The latest healthcare technology trends aim to make interoperability a reality, while making chronic care management a part of patients’ everyday lives.
The goal of much of this technology is to automate tasks, so that clinicians have an opportunity to build better relationships with patients. Using artificial intelligence to assist with administrative tasks is predicted to save the healthcare industry $18 billion by 2026, according to an analysis by Accenture released in July 2017. As of February 2017, there were more than 100 artificial intelligence healthcare startup companies, according to CBI Insights.
In the next five to 10 years, healthcare technology will converge using blockchain technology, artificial intelligence, and remote, autonomous monitoring devices, according to a report from the transformational health analysts at Frost & Sullivan.
"Blockchain technology may not be the panacea for healthcare industry challenges, but it holds the potential to save billions of dollars by optimizing current workflows and disintermediating some high-cost gatekeepers," says Kamaljit Behera, transformational health industry analyst at Frost & Sullivan. “Burgeoning connected health devices and the need to protect against data breaches make blockchain, with its ubiquitous security infrastructure, the obvious foundation for emerging digital health workflows and advanced healthcare interoperability.”
Here are five of the most innovative healthcare technologies that aim to change how stakeholders from all areas of the healthcare industry interact.
1. Amazon Echo for diabetes care
Amazon Echo, the voice activated smart speaker, has partnered with drug company Merck & Co. to develop apps that assist people with type 2 diabetes.
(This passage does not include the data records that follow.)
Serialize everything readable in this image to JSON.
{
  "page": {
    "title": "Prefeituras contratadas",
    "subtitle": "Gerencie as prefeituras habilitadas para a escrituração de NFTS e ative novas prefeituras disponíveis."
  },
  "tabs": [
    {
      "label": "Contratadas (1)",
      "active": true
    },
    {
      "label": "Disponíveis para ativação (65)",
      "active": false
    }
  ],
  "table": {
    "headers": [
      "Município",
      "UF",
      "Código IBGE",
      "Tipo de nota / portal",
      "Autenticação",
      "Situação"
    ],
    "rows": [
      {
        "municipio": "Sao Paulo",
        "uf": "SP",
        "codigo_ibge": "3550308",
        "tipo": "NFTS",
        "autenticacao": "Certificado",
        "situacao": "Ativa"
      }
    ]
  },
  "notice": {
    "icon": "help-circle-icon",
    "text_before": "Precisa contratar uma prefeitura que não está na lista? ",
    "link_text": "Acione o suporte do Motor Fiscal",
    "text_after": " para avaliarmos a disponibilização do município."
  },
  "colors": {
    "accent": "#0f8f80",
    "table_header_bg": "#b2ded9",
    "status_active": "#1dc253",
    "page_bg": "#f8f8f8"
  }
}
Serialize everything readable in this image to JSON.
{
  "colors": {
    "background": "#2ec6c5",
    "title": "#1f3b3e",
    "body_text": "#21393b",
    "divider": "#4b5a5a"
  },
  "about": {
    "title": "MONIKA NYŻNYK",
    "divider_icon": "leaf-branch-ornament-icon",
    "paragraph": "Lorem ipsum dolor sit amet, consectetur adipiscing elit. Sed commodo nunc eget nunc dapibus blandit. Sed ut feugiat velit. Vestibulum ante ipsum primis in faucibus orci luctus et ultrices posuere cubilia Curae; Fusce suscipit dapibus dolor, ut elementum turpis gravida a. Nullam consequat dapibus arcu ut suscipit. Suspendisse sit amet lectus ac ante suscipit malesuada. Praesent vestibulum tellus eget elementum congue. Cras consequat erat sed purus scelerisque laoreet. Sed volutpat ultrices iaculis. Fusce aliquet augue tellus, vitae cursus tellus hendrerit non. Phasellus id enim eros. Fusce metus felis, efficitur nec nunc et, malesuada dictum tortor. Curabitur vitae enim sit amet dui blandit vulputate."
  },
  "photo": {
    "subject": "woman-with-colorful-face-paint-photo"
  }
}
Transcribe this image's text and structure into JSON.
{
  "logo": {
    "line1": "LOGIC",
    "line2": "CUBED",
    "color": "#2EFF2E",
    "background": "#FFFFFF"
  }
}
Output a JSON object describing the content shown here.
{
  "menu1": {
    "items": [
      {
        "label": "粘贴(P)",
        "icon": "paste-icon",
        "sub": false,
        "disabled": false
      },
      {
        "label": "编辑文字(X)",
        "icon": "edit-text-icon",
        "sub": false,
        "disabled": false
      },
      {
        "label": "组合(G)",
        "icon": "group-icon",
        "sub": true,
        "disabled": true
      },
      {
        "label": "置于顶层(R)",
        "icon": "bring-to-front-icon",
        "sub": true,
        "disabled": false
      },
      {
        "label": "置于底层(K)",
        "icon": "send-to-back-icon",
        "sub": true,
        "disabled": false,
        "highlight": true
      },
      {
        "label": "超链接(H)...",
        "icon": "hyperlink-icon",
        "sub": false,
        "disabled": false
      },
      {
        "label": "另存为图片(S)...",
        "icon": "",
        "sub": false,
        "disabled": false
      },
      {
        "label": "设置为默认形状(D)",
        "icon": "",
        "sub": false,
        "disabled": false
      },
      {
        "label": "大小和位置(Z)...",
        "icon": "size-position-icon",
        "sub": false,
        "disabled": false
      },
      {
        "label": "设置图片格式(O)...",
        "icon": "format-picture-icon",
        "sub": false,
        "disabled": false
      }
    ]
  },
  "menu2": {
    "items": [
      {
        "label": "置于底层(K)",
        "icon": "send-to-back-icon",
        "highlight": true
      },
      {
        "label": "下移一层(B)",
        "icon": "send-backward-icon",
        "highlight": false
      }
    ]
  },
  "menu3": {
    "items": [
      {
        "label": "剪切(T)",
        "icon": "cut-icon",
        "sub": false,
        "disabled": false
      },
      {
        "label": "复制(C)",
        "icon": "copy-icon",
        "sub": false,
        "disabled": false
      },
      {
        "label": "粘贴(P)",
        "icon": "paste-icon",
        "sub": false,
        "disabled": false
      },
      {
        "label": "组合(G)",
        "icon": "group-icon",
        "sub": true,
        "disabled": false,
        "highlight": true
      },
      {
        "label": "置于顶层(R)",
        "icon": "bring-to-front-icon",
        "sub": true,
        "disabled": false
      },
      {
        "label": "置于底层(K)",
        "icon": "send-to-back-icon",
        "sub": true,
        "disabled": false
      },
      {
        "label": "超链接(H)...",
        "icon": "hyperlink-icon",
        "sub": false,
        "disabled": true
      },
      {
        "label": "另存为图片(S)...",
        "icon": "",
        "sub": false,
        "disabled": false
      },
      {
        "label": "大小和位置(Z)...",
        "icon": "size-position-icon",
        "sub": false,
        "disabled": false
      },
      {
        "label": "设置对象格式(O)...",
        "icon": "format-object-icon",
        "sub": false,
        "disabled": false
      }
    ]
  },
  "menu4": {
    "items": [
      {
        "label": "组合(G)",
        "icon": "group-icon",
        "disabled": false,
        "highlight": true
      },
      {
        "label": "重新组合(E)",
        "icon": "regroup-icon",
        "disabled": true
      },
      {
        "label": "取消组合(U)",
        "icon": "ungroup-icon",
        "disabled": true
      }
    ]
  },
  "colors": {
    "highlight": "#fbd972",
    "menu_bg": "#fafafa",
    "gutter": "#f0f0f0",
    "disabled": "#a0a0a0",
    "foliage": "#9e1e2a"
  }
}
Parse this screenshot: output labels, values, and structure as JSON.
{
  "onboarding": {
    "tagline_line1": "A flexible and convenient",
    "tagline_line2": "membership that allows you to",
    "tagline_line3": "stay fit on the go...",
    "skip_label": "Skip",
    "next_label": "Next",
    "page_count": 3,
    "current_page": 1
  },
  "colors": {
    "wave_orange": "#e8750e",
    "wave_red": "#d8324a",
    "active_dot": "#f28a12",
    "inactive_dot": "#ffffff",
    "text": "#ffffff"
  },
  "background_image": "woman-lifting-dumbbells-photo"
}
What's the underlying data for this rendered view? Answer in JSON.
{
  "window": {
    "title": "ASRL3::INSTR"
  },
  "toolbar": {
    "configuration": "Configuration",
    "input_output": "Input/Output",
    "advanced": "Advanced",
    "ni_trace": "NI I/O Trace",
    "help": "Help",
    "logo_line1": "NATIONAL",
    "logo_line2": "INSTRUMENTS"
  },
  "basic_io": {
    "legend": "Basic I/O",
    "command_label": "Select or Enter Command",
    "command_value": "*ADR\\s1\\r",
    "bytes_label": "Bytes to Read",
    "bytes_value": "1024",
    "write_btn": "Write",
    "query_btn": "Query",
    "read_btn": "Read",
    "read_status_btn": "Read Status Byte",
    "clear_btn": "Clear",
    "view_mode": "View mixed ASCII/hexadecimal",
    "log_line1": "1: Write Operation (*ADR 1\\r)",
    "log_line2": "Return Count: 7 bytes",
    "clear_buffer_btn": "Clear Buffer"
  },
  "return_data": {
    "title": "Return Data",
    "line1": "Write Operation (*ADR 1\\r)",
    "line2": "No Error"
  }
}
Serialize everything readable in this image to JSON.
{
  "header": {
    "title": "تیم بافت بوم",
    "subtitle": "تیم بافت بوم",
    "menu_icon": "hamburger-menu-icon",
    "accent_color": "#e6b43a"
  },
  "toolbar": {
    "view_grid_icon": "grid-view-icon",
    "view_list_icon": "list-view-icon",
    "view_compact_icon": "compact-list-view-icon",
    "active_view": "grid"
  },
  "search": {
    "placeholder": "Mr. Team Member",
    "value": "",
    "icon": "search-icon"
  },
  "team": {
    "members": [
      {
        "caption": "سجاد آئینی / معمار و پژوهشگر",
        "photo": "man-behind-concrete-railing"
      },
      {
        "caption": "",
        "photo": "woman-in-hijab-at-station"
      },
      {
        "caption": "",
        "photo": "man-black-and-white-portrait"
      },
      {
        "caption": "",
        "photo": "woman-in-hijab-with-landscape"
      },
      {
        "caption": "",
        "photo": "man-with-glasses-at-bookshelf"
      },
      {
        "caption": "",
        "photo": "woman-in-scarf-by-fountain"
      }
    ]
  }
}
The tech company wants developers to use Echo’s digital assistant, Alexa, to make diabetes self-management easier.
The corporations joined to launch the Alexa Diabetes challenge, and ask developers to take advantage of Amazon’s ecosystem of applications, databases, and cloud services to create a patient-focused diabetes technology that will also be useful to caregivers, providers, and payers.
As of January 2017, more than 8 million people own at least one Amazon Echo. The device has more than 7,000 “skills” or third-party applications. Echo users ask Alexa to order pizzas, schedule Uber, remind them of events, and create grocery lists, among other tasks. VoiceLabs, a mobile ecosystem and analytics company, predicts that 24.5 million voice-first devices will be shipped in 2017.
“The bidirectional interaction is so easy for everybody. It’s great to imagine what’s possible,” says Nicole Bell, co-founder and executive director of Cambia Grove, a healthcare technology-focused accelerator. Bell was chosen as one of five judges of the Alexa Diabetes challenge.
“Type 2 diabetes is a very common disease, so if you can make a difference using technology that engages consumers and lowers disease burden, it’s an amazing proposition.”
As big name tech companies including Amazon, Apple, and Google continue to make investments in healthcare, the goal is to make chronic care management an easier part of overall life management.
“With the voice-enabled solutions that are already in your house, place of work, or a skilled nursing facility, we can imagine how that can help people when they are outside of the healthcare system. Consumer solutions that can bring down healthcare costs are of high strategic interest for everyone in healthcare today,” Bell says.
Call for contest submissions started in April, and resulted in 96 submissions that included games, data tracking, and analytic tech tools. The first round of finalists were announced in July. Five finalists will receive $25,000 and develop concepts into working prototypes in a virtual accelerator through September. A final winner will be announced in October 2017 , and awarded a $125,000 prize.